Bob Greene has helped millions of Americans become fit and healthy with his life-changing Best Life plan. Now, for the first time, Oprah's trusted expert on diet and fitness teams up with a leading...

Continue Learning about Diabetes


Diabetes mellitus (MEL-ih-tus), often referred to as diabetes, is characterized by high blood glucose (sugar) levels that result from the body’s inability to produce enough insulin and/or effectively utilize the insulin. Diabetes ...

is a serious, life-long condition and the sixth leading cause of death in the United States. Diabetes is a disorder of metabolism (the body's way of digesting food and converting it into energy). There are three forms of diabetes. Type 1 diabetes is an autoimmune disease that accounts for five- to 10-percent of all diagnosed cases of diabetes. Type 2 diabetes may account for 90- to 95-percent of all diagnosed cases. The third type of diabetes occurs in pregnancy and is referred to as gestational diabetes. Left untreated, gestational diabetes can cause health issues for pregnant women and their babies. People with diabetes can take preventive steps to control this disease and decrease the risk of further complications.

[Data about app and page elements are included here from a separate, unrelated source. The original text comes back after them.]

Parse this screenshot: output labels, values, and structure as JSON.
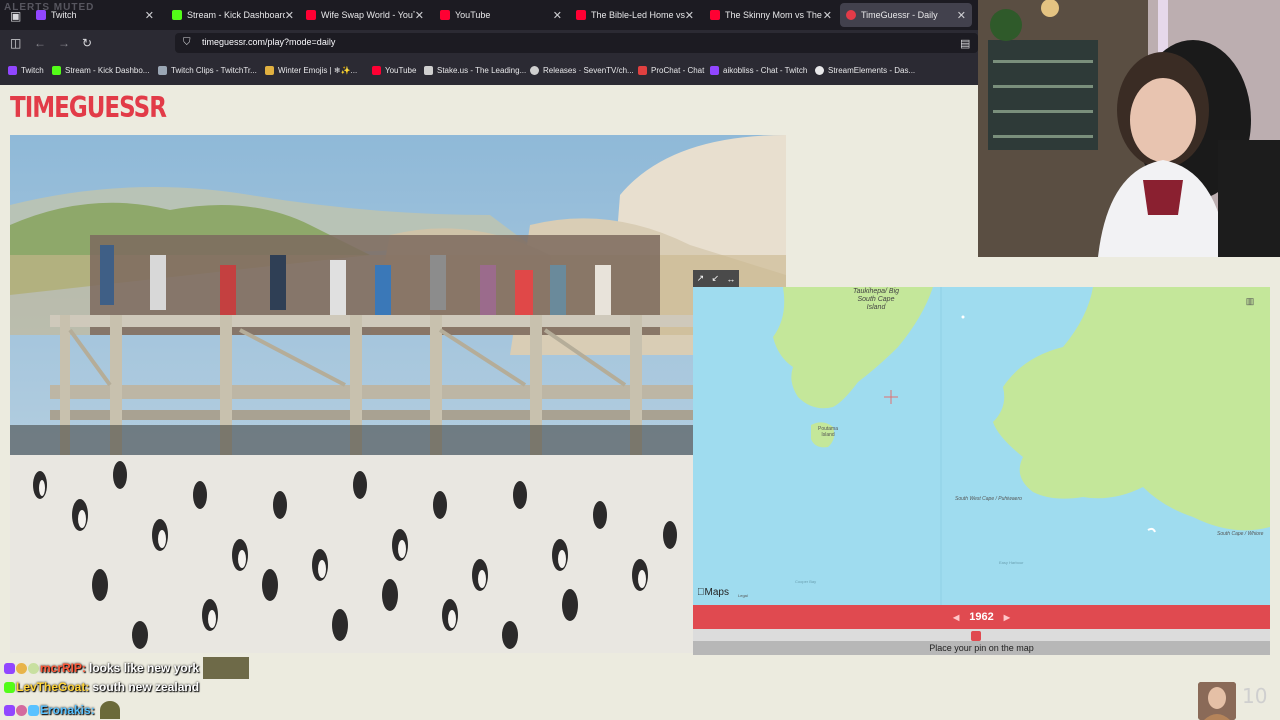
{
  "browser": {
    "alerts_label": "ALERTS MUTED",
    "tabs": [
      {
        "label": "Twitch",
        "color": "#9146ff"
      },
      {
        "label": "Stream - Kick Dashboard",
        "color": "#53fc18"
      },
      {
        "label": "Wife Swap World - YouTube",
        "color": "#ff0033"
      },
      {
        "label": "YouTube",
        "color": "#ff0033"
      },
      {
        "label": "The Bible-Led Home vs. The",
        "color": "#ff0033"
      },
      {
        "label": "The Skinny Mom vs The He",
        "color": "#ff0033"
      },
      {
        "label": "TimeGuessr - Daily",
        "color": "#e23b48"
      }
    ],
    "url": "timeguessr.com/play?mode=daily",
    "bookmarks": [
      {
        "label": "Twitch",
        "color": "#9146ff"
      },
      {
        "label": "Stream - Kick Dashbo...",
        "color": "#53fc18"
      },
      {
        "label": "Twitch Clips - TwitchTr...",
        "color": "#9aa6b4"
      },
      {
        "label": "Winter Emojis | ❄✨...",
        "color": "#e0b040"
      },
      {
        "label": "YouTube",
        "color": "#ff0033"
      },
      {
        "label": "Stake.us - The Leading...",
        "color": "#cfcfcf"
      },
      {
        "label": "Releases · SevenTV/ch...",
        "color": "#cfcfcf"
      },
      {
        "label": "ProChat - Chat",
        "color": "#e04040"
      },
      {
        "label": "aikobliss - Chat - Twitch",
        "color": "#9146ff"
      },
      {
        "label": "StreamElements - Das...",
        "color": "#e8e8ea"
      }
    ]
  },
  "game": {
    "logo": "TIMEGUESSR",
    "map": {
      "labels": {
        "island1": "Taukihepa/ Big South Cape Island",
        "island2": "Poutama Island",
        "cape1": "South West Cape / Puhiwaero",
        "cape2": "South Cape / Whiore",
        "bay1": "Cooper Bay",
        "bay2": "Easy Harbour",
        "maps_logo": "Maps",
        "legal": "Legal"
      },
      "controls": [
        "↗",
        "↙",
        "↔"
      ]
    },
    "year": "1962",
    "year_fraction": 0.49,
    "prev_arrow": "◀",
    "next_arrow": "▶",
    "place_pin_label": "Place your pin on the map",
    "accent_color": "#e04a50"
  },
  "chat": [
    {
      "user": "mcrRIP:",
      "message": "looks like new york",
      "user_color": "#ff5a3a"
    },
    {
      "user": "LevTheGoat:",
      "message": "south new zealand",
      "user_color": "#ffd43a"
    },
    {
      "user": "Eronakis:",
      "message": "",
      "user_color": "#59c2ff"
    }
  ],
  "overlay": {
    "score": "10"
  }
}
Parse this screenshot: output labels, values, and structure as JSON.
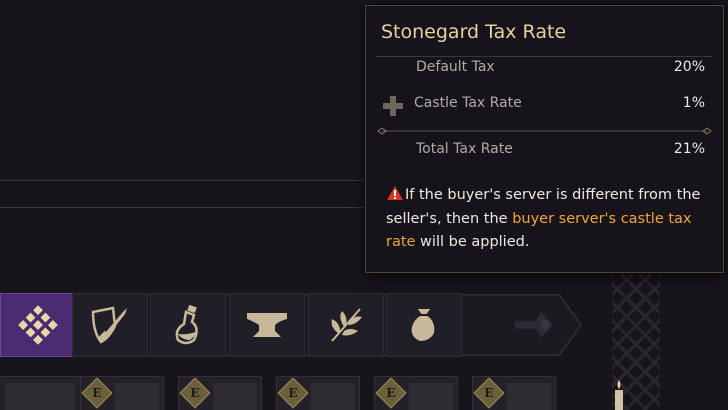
{
  "tooltip": {
    "title": "Stonegard Tax Rate",
    "default_tax_label": "Default Tax",
    "default_tax_value": "20%",
    "castle_tax_label": "Castle Tax Rate",
    "castle_tax_value": "1%",
    "total_tax_label": "Total Tax Rate",
    "total_tax_value": "21%",
    "note_part1": "If the buyer's server is different from the seller's, then the ",
    "note_highlight": "buyer server's castle tax rate",
    "note_part2": " will be applied.",
    "highlight_color": "#f0a53a",
    "title_color": "#e8cfa3"
  },
  "categories": [
    {
      "name": "all",
      "icon": "diamond-grid-icon",
      "active": true
    },
    {
      "name": "weapons",
      "icon": "sword-shield-icon",
      "active": false
    },
    {
      "name": "potions",
      "icon": "potion-icon",
      "active": false
    },
    {
      "name": "crafting",
      "icon": "anvil-icon",
      "active": false
    },
    {
      "name": "materials",
      "icon": "leaf-icon",
      "active": false
    },
    {
      "name": "bag",
      "icon": "pouch-icon",
      "active": false
    }
  ],
  "item_slots": [
    {
      "grade": ""
    },
    {
      "grade": "E"
    },
    {
      "grade": "E"
    },
    {
      "grade": "E"
    },
    {
      "grade": "E"
    },
    {
      "grade": "E"
    }
  ],
  "accent_color": "#4a2a70"
}
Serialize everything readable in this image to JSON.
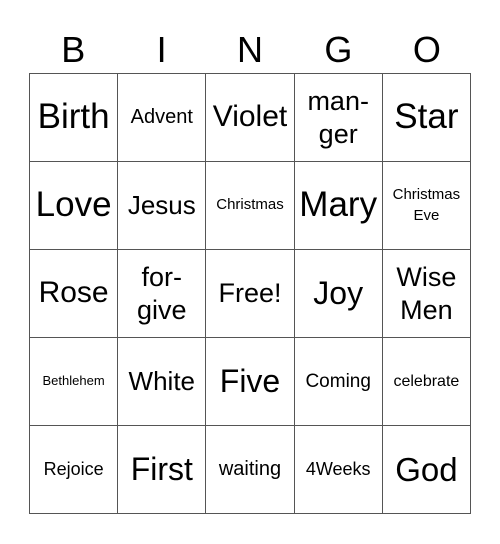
{
  "header": {
    "letters": [
      "B",
      "I",
      "N",
      "G",
      "O"
    ]
  },
  "grid": {
    "rows": [
      [
        "Birth",
        "Advent",
        "Violet",
        "man-\nger",
        "Star"
      ],
      [
        "Love",
        "Jesus",
        "Christmas",
        "Mary",
        "Christmas\nEve"
      ],
      [
        "Rose",
        "for-\ngive",
        "Free!",
        "Joy",
        "Wise\nMen"
      ],
      [
        "Bethlehem",
        "White",
        "Five",
        "Coming",
        "celebrate"
      ],
      [
        "Rejoice",
        "First",
        "waiting",
        "4Weeks",
        "God"
      ]
    ]
  }
}
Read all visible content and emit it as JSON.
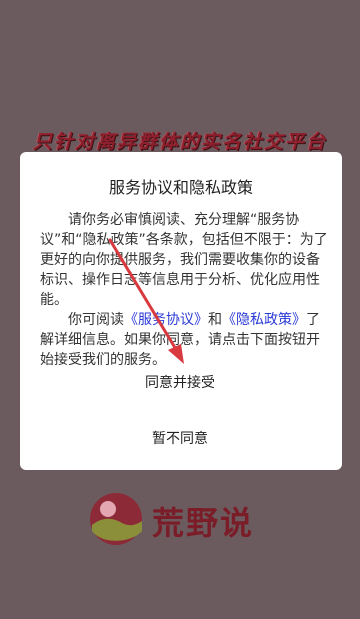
{
  "background": {
    "tagline": "只针对离异群体的实名社交平台",
    "brand_name": "荒野说"
  },
  "dialog": {
    "title": "服务协议和隐私政策",
    "para1": "请你务必审慎阅读、充分理解“服务协议”和“隐私政策”各条款，包括但不限于：为了更好的向你提供服务，我们需要收集你的设备标识、操作日志等信息用于分析、优化应用性能。",
    "para2_prefix": "你可阅读",
    "service_link": "《服务协议》",
    "para2_and": "和",
    "privacy_link": "《隐私政策》",
    "para2_suffix": "了解详细信息。如果你同意，请点击下面按钮开始接受我们的服务。",
    "agree_label": "同意并接受",
    "disagree_label": "暂不同意"
  },
  "colors": {
    "background": "#6b5b5e",
    "link": "#2b3bd6",
    "arrow": "#d83a3f",
    "brand": "#7a1d28"
  }
}
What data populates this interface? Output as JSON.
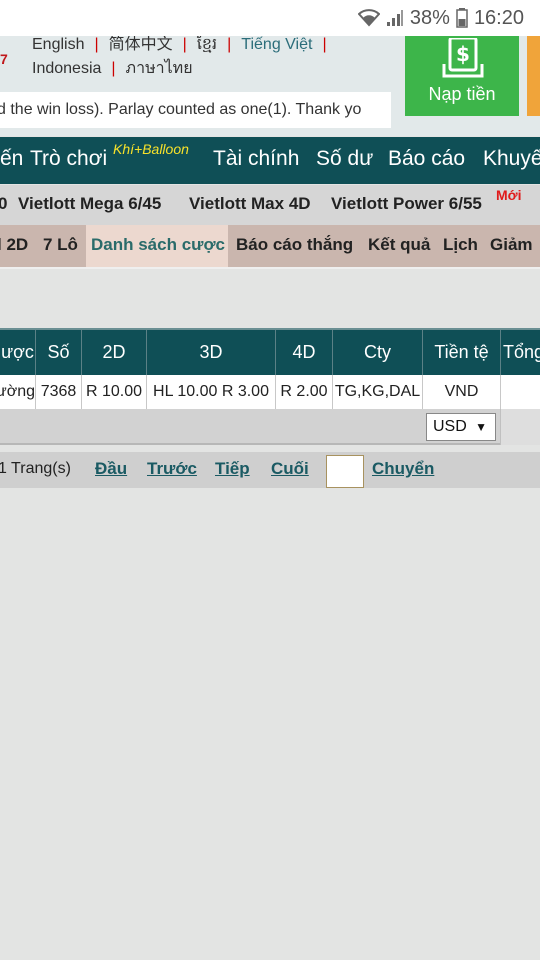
{
  "status_bar": {
    "battery": "38%",
    "time": "16:20"
  },
  "header": {
    "lang_row1": [
      "English",
      "简体中文",
      "ខ្មែរ",
      "Tiếng Việt"
    ],
    "lang_row2": [
      "Indonesia",
      "ภาษาไทย"
    ],
    "side_number": "7",
    "notice": "d the win loss). Parlay counted as one(1). Thank yo",
    "deposit_label": "Nạp tiền"
  },
  "main_nav": {
    "items": [
      "ến",
      "Trò chơi",
      "Tài chính",
      "Số dư",
      "Báo cáo",
      "Khuyế"
    ],
    "balloon": "Khí+Balloon"
  },
  "vietlott_nav": {
    "items": [
      "0",
      "Vietlott Mega 6/45",
      "Vietlott Max 4D",
      "Vietlott Power 6/55"
    ],
    "new_badge": "Mới"
  },
  "bet_nav": {
    "items": [
      "l 2D",
      "7 Lô",
      "Danh sách cược",
      "Báo cáo thắng",
      "Kết quả",
      "Lịch",
      "Giảm"
    ],
    "active_index": 2
  },
  "table": {
    "headers": [
      "ược",
      "Số",
      "2D",
      "3D",
      "4D",
      "Cty",
      "Tiền tệ",
      "Tổng"
    ],
    "row": [
      "ường",
      "7368",
      "R 10.00",
      "HL 10.00 R 3.00",
      "R 2.00",
      "TG,KG,DAL",
      "VND",
      ""
    ],
    "currency_select": "USD"
  },
  "pager": {
    "pages_text": "1 Trang(s)",
    "first": "Đầu",
    "prev": "Trước",
    "next": "Tiếp",
    "last": "Cuối",
    "page_input": "",
    "go": "Chuyển"
  },
  "colors": {
    "nav_teal": "#0f4f56",
    "deposit_green": "#3db54a",
    "balloon_yellow": "#f7e12a",
    "new_red": "#e01b1b",
    "active_tab_bg": "#ecd8cf"
  }
}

Important: This content reflects information from various individuals and organizations and may offer alternative or opposing points of view. It should not be used for medical advice, diagnosis or treatment. As always, you should consult with your healthcare provider about your specific health needs.